I can see how this would allow you to flex capacity, and for a stable organization it may allow them to respond more quickly. However, in a rapidly evolving environment, one were you don’t know what’s happening its going to take time to identify the module you want, sign the contracts and switch them on. And that’s assuming you can buy in the business module you want and you have compatible interfaces. If you can’t you might have to build an adaptor.

In an innovative environment that is changing fast, or just one that is poorly defined, bringing in a third party is going to complicate things. Someone else to talk to, another organization, what are their standards? Do they understand the domain? Are the property rights clear? And so on.

In some environments I think Agility is enhanced by having everything done in house. Learning and change should be a lot faster when everyone works for the same corporation, have the same objectives, and don’t have to keep secrets.

When you add organizational boundaries it slows down recognition of events, decisions and action.

Confirmation bias


Couple more thoughts I picked up last week...

I finally found out the name of something I’ve know about for a while: Confirmation bias.

This is the brain’s tendency to seek out information that supports are existing beliefs, and to put more faith in evidence that supports out current beliefs; rather than take a purely balanced view. Confirmation bias means that we human’s aren’t a rational and neutral as we like to think we are.

Several of the presentations a Tom’s seminar last week demonstrated techniques that can be used to expose our assumptions. Assumptions are a bad thing, they blind us to things we need to know. However they are useful, they serve as short cuts which enable us to process information faster.

I had a lecturer as an undergraduate who told us to “Always document your assumptions” which I tried to do. Then he would knock marks off for not documenting assumptions. Trouble is, I didn’t know I was making them. Assumptions can be difficult things to recognise.

Especially when you take in confirmation bias.

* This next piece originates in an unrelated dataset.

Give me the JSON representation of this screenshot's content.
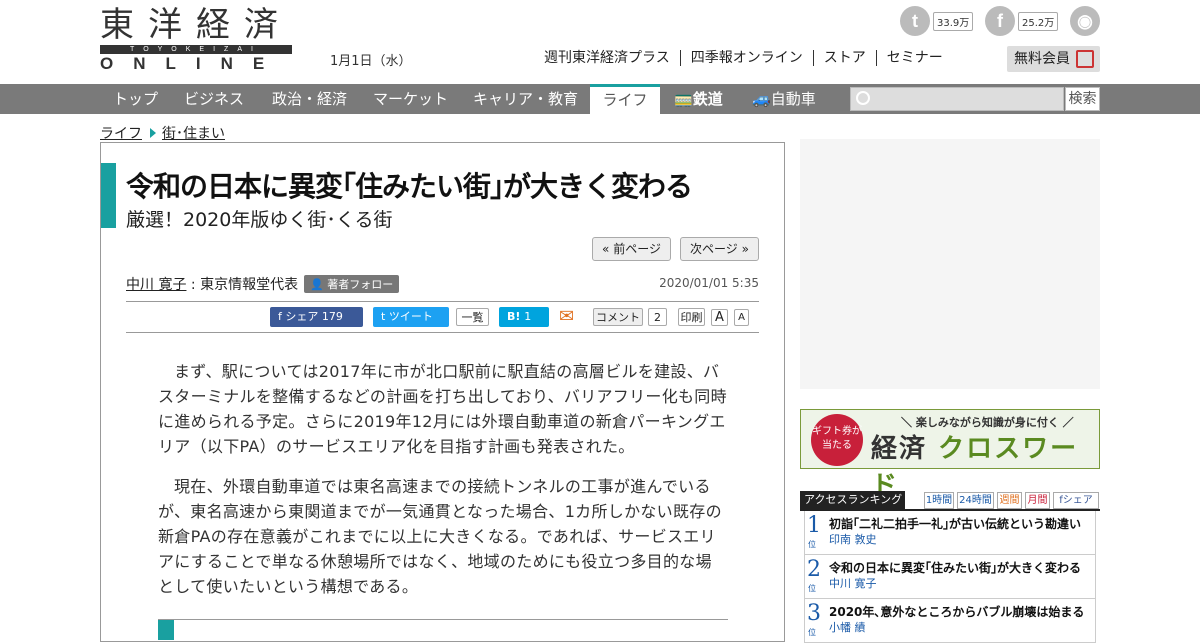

Scrum is the new XP


Another insight I had last week: Scrum is the new Extreme Programming. Or rather Scrum is the new Agile Software Development.

Before there was Agile Software Development there was Extreme Programming - or just XP. XP got all the attention and coverage. Then the term Agile was adopted by Kent Beck, Jim Highsmith, Martin Fowler and others as an umbrella term for XP, Scrum, FDD, Crystal, etc. etc.

But, for a long time many people - outside the inner sanctum of the Agile community - equated Agile with XP, the two terms were inter-changable.

That period came to and end about two years ago, XP stopped getting all the fuss and Agile was something in its own right. (Still all the terms XP, Agile, Scrum, Lean, etc. still confuse the uninitiated.)

But now Scrum is supreme. Scrum is everywhere. Scrum certification seems essential for ones career. Now it seems the terms Scrum and Agile are inter-changable. Scrum is Agile and Agile is Scrum.

Either this means Scrum has won - the Scrum Alliance has done an excellent job of marketing Scrum and it now has the respectability that “extreme” anything could never had.

Or is the start of the end of Scrum.

I expect the Scrum is Agile and Agile is Scrum trend to grow for the next year or two. It will be at least that long before Agile is again a free term. (All the more reason then to adopt Agile Engineering as the new banner.)